But the state’s survey of agencies providing home health care also showed that at least 34,000 workers appeared to have missed the deadline to get vaccinated under the mandate, rendering them unable to work and deepening a labor shortage in the industry.
There is widespread belief in Asia that vaccines are the only way out of the pandemic. This month, when a vaccination center in Tokyo offered 200 walk-in shots for young people, hopefuls queued from the early morning hours, and the line extended for blocks.
In South Korea, when the authorities opened vaccinations to people in their 50s, roughly 10 million simultaneously logged on to a government website to sign up for shots. The system, which was designed to process up to 300,000 requests at a time, temporarily crashed.

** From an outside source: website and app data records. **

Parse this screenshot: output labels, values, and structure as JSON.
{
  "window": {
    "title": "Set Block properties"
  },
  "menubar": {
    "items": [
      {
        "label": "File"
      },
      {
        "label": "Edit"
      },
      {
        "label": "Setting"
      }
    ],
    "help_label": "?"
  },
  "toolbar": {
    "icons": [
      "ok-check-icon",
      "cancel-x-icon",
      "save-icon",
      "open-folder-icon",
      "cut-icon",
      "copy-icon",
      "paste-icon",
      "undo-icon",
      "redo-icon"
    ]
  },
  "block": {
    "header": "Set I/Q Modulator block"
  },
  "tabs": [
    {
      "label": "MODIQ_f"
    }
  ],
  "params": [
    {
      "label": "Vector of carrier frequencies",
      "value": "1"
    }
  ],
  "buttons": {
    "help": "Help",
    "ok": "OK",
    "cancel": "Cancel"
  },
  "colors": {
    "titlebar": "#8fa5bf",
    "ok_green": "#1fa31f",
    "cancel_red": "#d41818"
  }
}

And people in poorer nations whose lives were upended by extended lockdowns have felt they had no choice but to get vaccinated.
“If I get sick, I don’t get money,” said Arisman, 35, a motorcycle taxi driver in Jakarta, Indonesia, who got his second shot of the Chinese-made Sinovac vaccine in July because his job involved contact with many people. “If I don’t work, I don’t get money.”
Countries in the Asia-Pacific region, once lauded for their pandemic response, initially struggled to get their Covid vaccination programs off the ground as the United States and Europe ramped up theirs. Now, many of those laggards are speeding ahead, lifting hopes of a return to normality in nations resigned to repeated lockdowns and onerous restrictions.
Risks remain, since most of the countries do not manufacture their own vaccines and could face supply problems if their governments approve boosters. And in Southeast Asia the rollout has been slow and uneven. But for much of the region, the shift has been striking.
That has been in part because vaccines were never a polarizing issue in Asia-Pacific.
Although each country has had to contend with its own anti-vaccine movements, they have been relatively small. They have never benefited from an ecosystem — sympathetic media, advocacy groups and politicians — that has allowed misinformation to influence the populace.
Overall, most Asians have trusted their governments to do the right thing, and they were willing to put the needs of the community over their individual freedoms.
The lack of social safety nets in many Asian countries also motivated many governments to roll out the vaccines quickly, said Tikki Pangestu, a co-chair of the Asia-Pacific Immunization Coalition, a group that assesses Covid-19 vaccine preparedness.
“At the end of the day,” he said, “if they don’t do it, they’re going to end up with social unrest, which is the last thing they want.”